The years 1981 and 1982 were successful for the project. I worked day and night. During the day,
I worked as a designer in my employer's office, a company for railway-machines and track measurement; part-time,
mainly Saturday and Sunday as a representative for a company (ALGE Timing) from whom I hoped for later cooperation and support.
The remaining time (after 20 clock) was spent working on my SRCT-project.
My time was limited, because some people became suspicious, and the bullying in my main workplace as a designer increased every day.
In January 1981, the US. Patent Office granted my Pat. 4,245.334.
My hope of receiving many letters (I was not familiar with patent practise at that time!) was not fulfilled - except
Russell O. Armstrong, who wrote me a letter in July 1981 and wanted to obtain a license for my patent for the technical
Since I could not find a suitable english speaking lawyer (neither my Austrian patent attorney H. Huebscher nor the Upper
Austrian Chamber of Commerce were prepared to help me!), the license negotiations failed permanently
in 1983 ... see attached
I had suffered the first setback. The use of "Parablacks" were surprisingly banned, and failed now as a vehicle for
elapsed time-, speed- or distance measurements. Some ski manufacturers argued that the advertising logos would no longer be readable on the skis...
In truth, there was another reason: with the help of the German technician Lenz Fischer, the Soviet national ski team worked on the same project as myself. They
Tsyganov to start with a Parablack-Timer attached to the ski. This happened in the final World Cup
downhill race in 1981. However, the timing triggered only at the starting point. They had no idea how to stop the timer automatically at the desired finish line .. Nevertheless, the ski industry

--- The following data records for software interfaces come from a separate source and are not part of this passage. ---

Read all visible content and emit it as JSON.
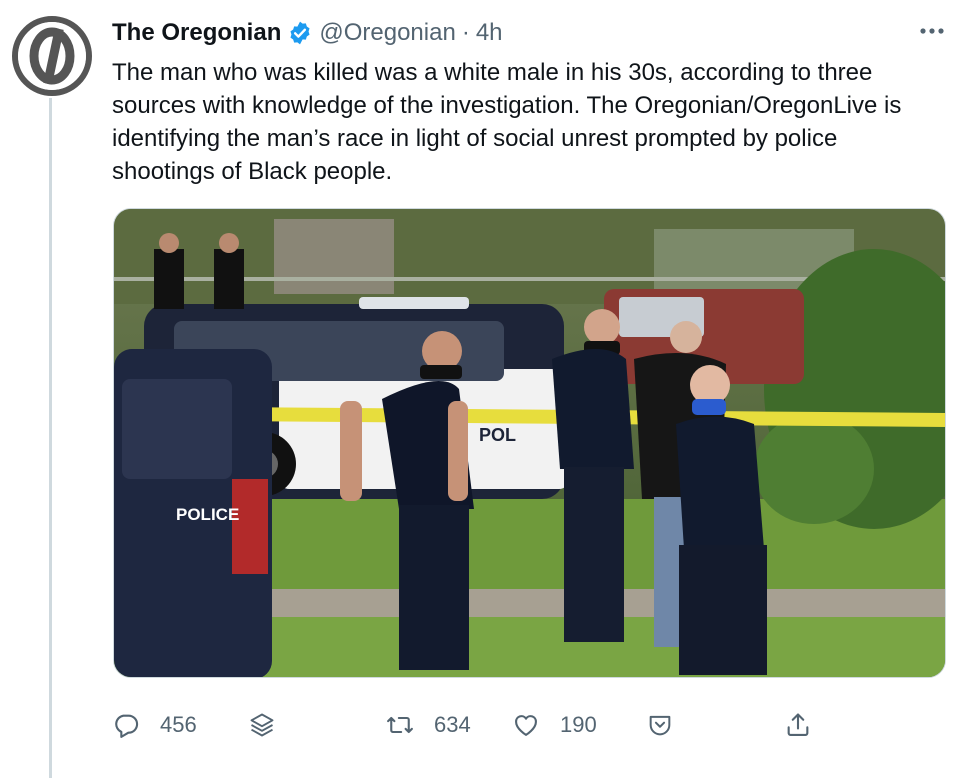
{
  "tweet": {
    "author": {
      "name": "The Oregonian",
      "handle": "@Oregonian",
      "verified": true,
      "avatar_icon": "oregonian-logo"
    },
    "separator": "·",
    "time": "4h",
    "text": "The man who was killed was a white male in his 30s, according to three sources with knowledge of the investigation. The Oregonian/OregonLive is identifying the man’s race in light of social unrest prompted by police shootings of Black people.",
    "media": {
      "vehicle_label": "POLICE",
      "car_label_fragment": "POL"
    },
    "actions": {
      "reply_count": "456",
      "retweet_count": "634",
      "like_count": "190"
    }
  },
  "icons": [
    "more-icon",
    "verified-icon",
    "reply-icon",
    "stack-icon",
    "retweet-icon",
    "like-icon",
    "tip-icon",
    "share-icon"
  ],
  "colors": {
    "text": "#0f1419",
    "muted": "#536471",
    "verified_blue": "#1d9bf0",
    "thread_line": "#cfd9de"
  }
}
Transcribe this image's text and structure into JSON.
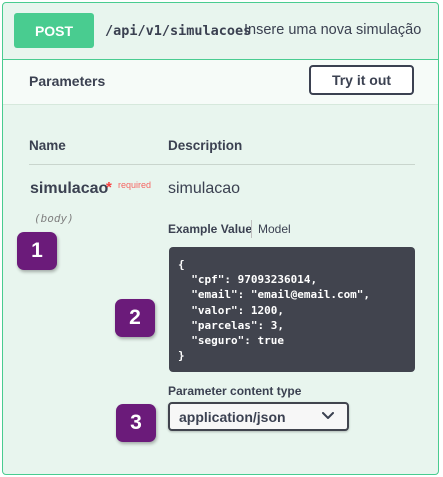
{
  "operation": {
    "method": "POST",
    "path": "/api/v1/simulacoes",
    "summary": "Insere uma nova simulação",
    "colors": {
      "accent": "#49cc90",
      "background": "#e8f5ee",
      "text": "#3b4151"
    }
  },
  "parameters_section": {
    "title": "Parameters",
    "try_it_out_label": "Try it out"
  },
  "table": {
    "name_header": "Name",
    "description_header": "Description"
  },
  "parameter": {
    "name": "simulacao",
    "required_marker": "*",
    "required_label": "required",
    "location": "(body)",
    "description": "simulacao"
  },
  "example_tabs": {
    "example_label": "Example Value",
    "model_label": "Model"
  },
  "example_code": "{\n  \"cpf\": 97093236014,\n  \"email\": \"email@email.com\",\n  \"valor\": 1200,\n  \"parcelas\": 3,\n  \"seguro\": true\n}",
  "content_type": {
    "label": "Parameter content type",
    "selected": "application/json",
    "icon": "chevron-down-icon"
  },
  "annotations": {
    "badge_1": "1",
    "badge_2": "2",
    "badge_3": "3",
    "color": "#6b1b7a"
  }
}
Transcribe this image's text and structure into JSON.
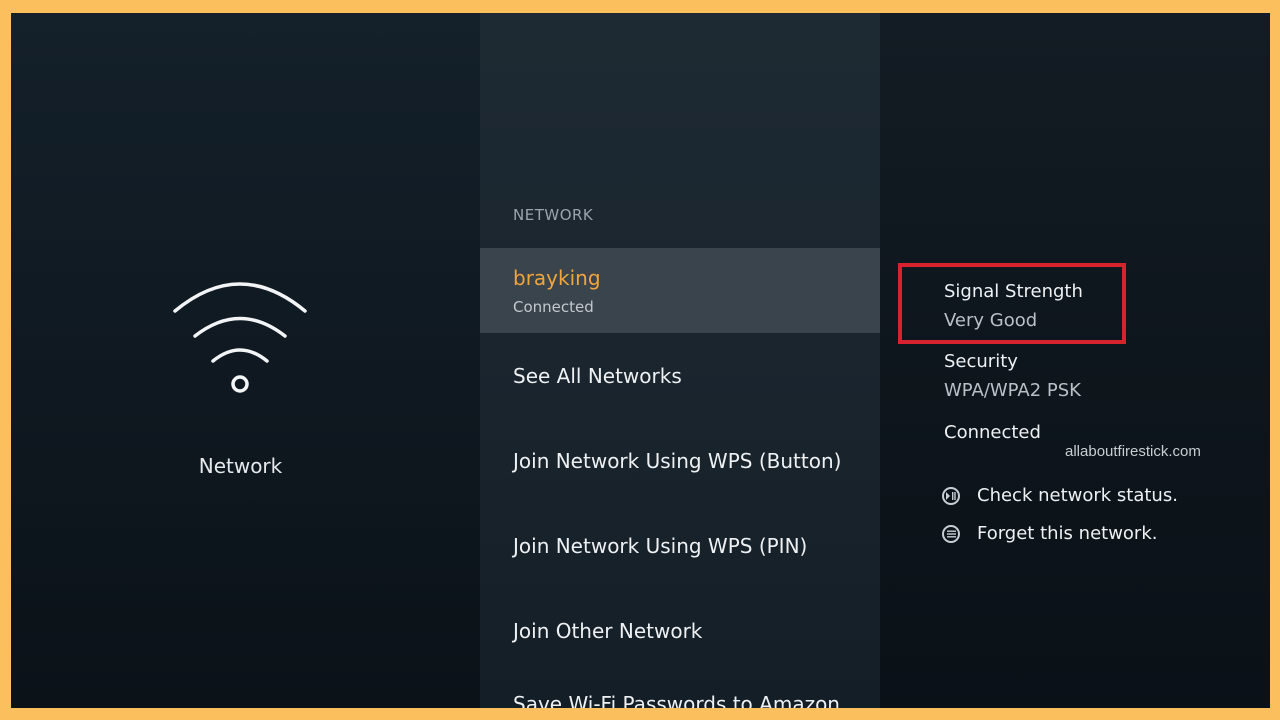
{
  "left": {
    "icon": "wifi-icon",
    "label": "Network"
  },
  "middle": {
    "section_header": "NETWORK",
    "selected_network": {
      "name": "brayking",
      "status": "Connected"
    },
    "items": [
      "See All Networks",
      "Join Network Using WPS (Button)",
      "Join Network Using WPS (PIN)",
      "Join Other Network",
      "Save Wi-Fi Passwords to Amazon"
    ]
  },
  "right": {
    "signal_label": "Signal Strength",
    "signal_value": "Very Good",
    "security_label": "Security",
    "security_value": "WPA/WPA2 PSK",
    "connection_label": "Connected",
    "actions": [
      {
        "icon": "play-pause-icon",
        "label": "Check network status."
      },
      {
        "icon": "menu-icon",
        "label": "Forget this network."
      }
    ]
  },
  "watermark": "allaboutfirestick.com",
  "colors": {
    "accent": "#f0a53a",
    "highlight_border": "#d6232e",
    "page_border": "#fbbf5e"
  }
}
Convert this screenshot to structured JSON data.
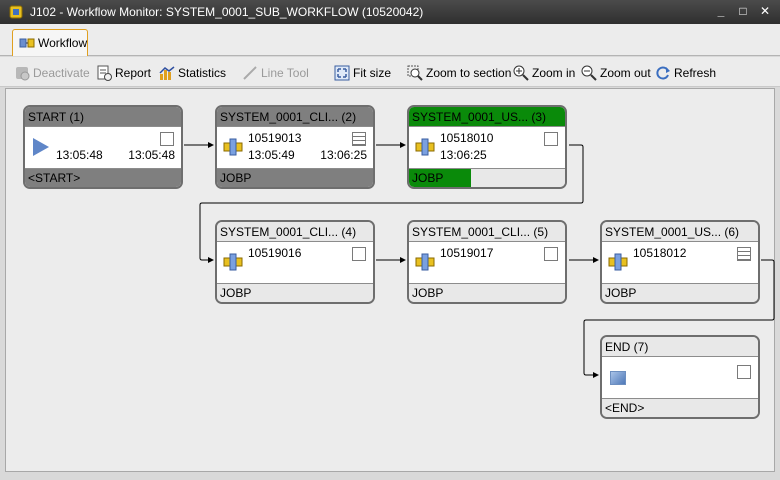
{
  "window": {
    "title": "J102 - Workflow Monitor: SYSTEM_0001_SUB_WORKFLOW (10520042)",
    "controls": {
      "minimize": "_",
      "maximize": "□",
      "close": "✕"
    }
  },
  "tab": {
    "label": "Workflow",
    "icon": "workflow-icon"
  },
  "toolbar": {
    "deactivate": "Deactivate",
    "report": "Report",
    "statistics": "Statistics",
    "line_tool": "Line Tool",
    "fit_size": "Fit size",
    "zoom_section": "Zoom to section",
    "zoom_in": "Zoom in",
    "zoom_out": "Zoom out",
    "refresh": "Refresh"
  },
  "nodes": {
    "start": {
      "title": "START (1)",
      "time_start": "13:05:48",
      "time_end": "13:05:48",
      "foot": "<START>"
    },
    "n2": {
      "title": "SYSTEM_0001_CLI... (2)",
      "job": "10519013",
      "time_start": "13:05:49",
      "time_end": "13:06:25",
      "foot": "JOBP"
    },
    "n3": {
      "title": "SYSTEM_0001_US... (3)",
      "job": "10518010",
      "time_start": "13:06:25",
      "foot": "JOBP",
      "progress": 0.4
    },
    "n4": {
      "title": "SYSTEM_0001_CLI... (4)",
      "job": "10519016",
      "foot": "JOBP"
    },
    "n5": {
      "title": "SYSTEM_0001_CLI... (5)",
      "job": "10519017",
      "foot": "JOBP"
    },
    "n6": {
      "title": "SYSTEM_0001_US... (6)",
      "job": "10518012",
      "foot": "JOBP"
    },
    "end": {
      "title": "END (7)",
      "foot": "<END>"
    }
  },
  "colors": {
    "running": "#0a8a0a",
    "finished": "#7f7f7f",
    "pending": "#e8e8e8"
  }
}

was made aware of it, and prevented the Parablack-project..
Although Mr. Schwartz, the Parablack inventor, stated to me at the ISPO in Munich, that he had great interest in cooperating on the project (after all, I had
proposed the idea and had the patents), I decided to redevelope the system from the start, and to mount the sensor timer directly

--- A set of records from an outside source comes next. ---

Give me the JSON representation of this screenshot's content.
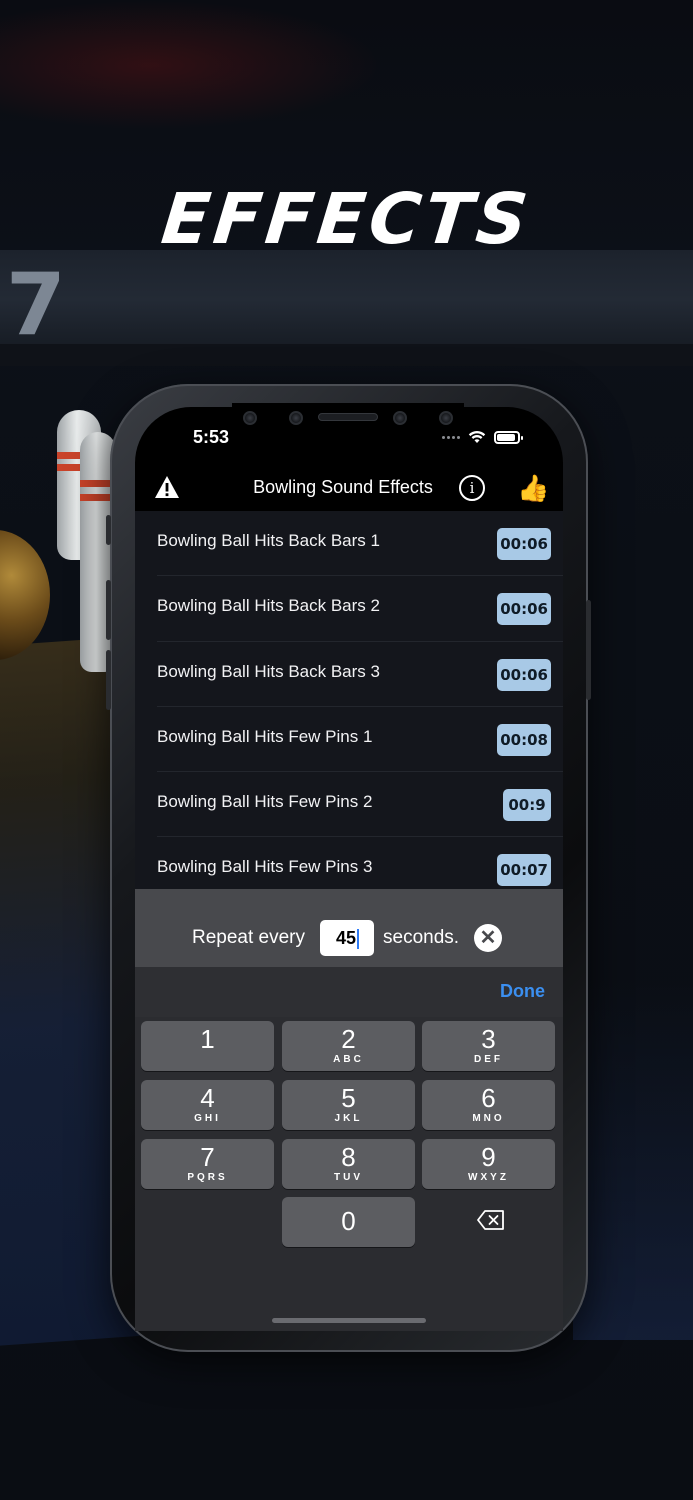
{
  "headline": "EFFECTS",
  "status": {
    "time": "5:53"
  },
  "navbar": {
    "title": "Bowling Sound Effects",
    "left_icon": "warning-icon",
    "info_icon": "info-icon",
    "info_glyph": "i",
    "right_icon": "thumbs-up-icon",
    "right_glyph": "👍"
  },
  "sounds": [
    {
      "title": "Bowling Ball Hits Back Bars 1",
      "duration": "00:06"
    },
    {
      "title": "Bowling Ball Hits Back Bars 2",
      "duration": "00:06"
    },
    {
      "title": "Bowling Ball Hits Back Bars 3",
      "duration": "00:06"
    },
    {
      "title": "Bowling Ball Hits Few Pins 1",
      "duration": "00:08"
    },
    {
      "title": "Bowling Ball Hits Few Pins 2",
      "duration": "00:9"
    },
    {
      "title": "Bowling Ball Hits Few Pins 3",
      "duration": "00:07"
    }
  ],
  "repeat": {
    "label": "Repeat every",
    "value": "45",
    "suffix": "seconds.",
    "clear_glyph": "✕"
  },
  "keyboard": {
    "done_label": "Done",
    "keys": [
      {
        "digit": "1",
        "letters": ""
      },
      {
        "digit": "2",
        "letters": "ABC"
      },
      {
        "digit": "3",
        "letters": "DEF"
      },
      {
        "digit": "4",
        "letters": "GHI"
      },
      {
        "digit": "5",
        "letters": "JKL"
      },
      {
        "digit": "6",
        "letters": "MNO"
      },
      {
        "digit": "7",
        "letters": "PQRS"
      },
      {
        "digit": "8",
        "letters": "TUV"
      },
      {
        "digit": "9",
        "letters": "WXYZ"
      },
      {
        "digit": "0",
        "letters": ""
      }
    ]
  },
  "background": {
    "lane_number": "7"
  },
  "colors": {
    "duration_badge": "#a8c9e6",
    "done_blue": "#3b8ff0",
    "list_bg": "#14161c"
  }
}
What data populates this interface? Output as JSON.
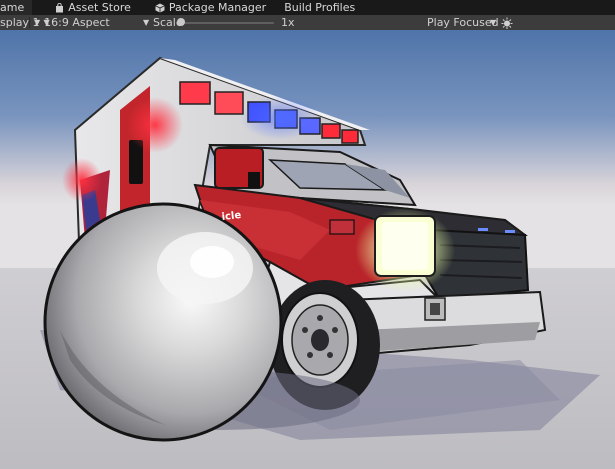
{
  "tabs": [
    {
      "label": "ame",
      "icon": "game-view-icon",
      "active": true
    },
    {
      "label": "Asset Store",
      "icon": "shopping-bag-icon",
      "active": false
    },
    {
      "label": "Package Manager",
      "icon": "package-icon",
      "active": false
    },
    {
      "label": "Build Profiles",
      "icon": "build-profiles-icon",
      "active": false
    }
  ],
  "toolbar": {
    "display_label": "splay 1",
    "aspect_label": "16:9 Aspect",
    "scale_label": "Scale",
    "scale_value": "1x",
    "scale_level": 0,
    "play_mode_label": "Play Focused",
    "settings_icon": "bug-settings-icon"
  },
  "scene": {
    "description_icons": [
      "ambulance",
      "sphere"
    ],
    "colors": {
      "sky_top": "#5a7db0",
      "sky_horizon": "#d9d6dd",
      "ground": "#c9c9cb",
      "cab_red": "#b51d22",
      "beacon_red": "#ff2030",
      "beacon_blue": "#3050ff",
      "headlight": "#fbffd0"
    }
  }
}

before the binding . (Mr. Schwarz finally abandoned the Parablacks. He never came back on the market).
The sensor electronics, including the NiCd batteries, were now placed in an aluminium housing (see image r. h.).
The IR sensor was mounted in a rotatable knob, so that it could be turned to a right or left sided slalom
pole (containing an IR-transmitter). A new timer module enabled the acquisition of up to 3 split times plus
total time. With this unit, there were hardly any problems. Even in extreme sunlight false trigger signals rarely occured.
Regarding the new devices, the first successful test took place In October 1981 with the Austrian Ladies Ski team
at the Reiteralm in Pichl (Austria).
Andrea Haaser and some young skiers
(like Weber etc.) were the test persons.
In addition, the first sales of SRCT-devices were achieved. Coach
Hannes Pum (Austrian Ski Team) saw the equipment,
was thrilled about it, and aranged the sale of a pair of the equipments to a young ski racer in Innsbruck. See
Operation Manual for this unit
Right from the start, I tried to attain a part time employment as a timekeeper at the Austrian Ski Federation, and
to link it with my sales activities for "ALGE Timing". If this had succeeded, I could have established my own
enterprise earlier, and the Sensor Timing
project could have had a better chance for being successful.
University-Prof. Dr. Ernst Raas
from the scientific advisory board of the Austrian Ski Team wrote
several letters of appreciation,
He also raised the question of "miniaturized sensor timing devices" (I had indeed thought at the time already considered
the design of mobile digital recording systems for medical purposes; in retrospect, it would have been beneficial for
me to realize these ideas.... Regardless, Austrians OeSV-Secretary
stood in the way of my ambitions (see pdf link). I did not attain employment as a timekeeper..
There are some photos of the test,though not good quality, can be seen here: